Borewell failure pushes households to make greater investments in the human capital of their younger children.
There was a reduction in school enrolment and a rise in employment among children old enough to be employed (12–18 years old). Interestingly, the enrolment rates among younger children (6–11 years old) increased. One explanation is that borewell failure reduces the potential of young children to contribute to the farms, thereby reducing the opportunity cost of attending school. Another explanation is that borewell failure pushes households to make greater investments in the human capital of their younger children, in order to prepare them for non-agricultural employment.
The failure of the first borewell also affected the assets and debts of farmers. While there was no evidence that farmers sold off land in response to borewell failure, there was a devaluation in non-land assets—specifically a decline in livestock, bicycle, and refrigerator ownership, as well as a substantial decline in gold holdings. Further, both the probability of having outstanding debt, and the absolute amount of debt, increased. The reasons for this could be attempts to smooth consumption and the costs of drilling another well.
The study categorised the villages in the sample as ‘low-development’ and ‘high-development’, depending on the total number of workers employed by large firms located within 5 kilometres of the village.
Households in both low- and high-development areas displayed a similar decline in on-farm employment. However, households in high-development areas displayed a larger shift toward off-farm employment, and those in low-development areas experienced a larger increase in unemployment.
Additionally, the decline in farm income in high-development areas was smaller, but insignificantly so. The increase in off-farm income, however, was significantly larger in high-development areas. As a result, there was a sizeable difference in incomes in both areas.
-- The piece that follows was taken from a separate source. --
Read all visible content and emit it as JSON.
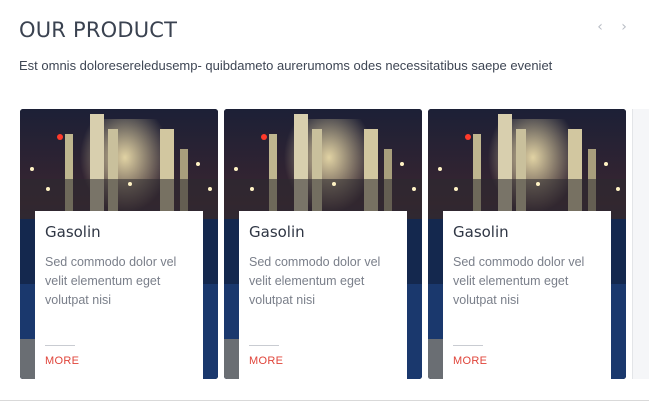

To summarise, evidence from the study suggests that loss of access to irrigation water reduced income through agricultural activities, with little indication that households adapted to these losses through shifts in agricultural practices. On the other hand, they seemed to be relatively successful in off-setting agricultural income losses through a reallocation of labour to off-farm employment, leaving total income little affected. The ability of households to adapt their income through non-agricultural employment, however, depended on the structure of the local economy, specifically the presence of large firms in their vicinity.
- Read the full study with more detailed insights on American Economic Review.
- Watch a short summary of the study, including a snippet from the field.
- Read a similar study on the impact of water scarcity on farmers in the state of Gujarat.
- Connect with two of the authors of the original study: Ram Fishman and Veena Srinivasan.
- If you are interested in partnerships through which Israeli experience and technology in water use efficiency can be adapted, tested and put to practice in the Indian context, get in touch with Ram’s lab (Nitsan lab) at Tel Aviv University.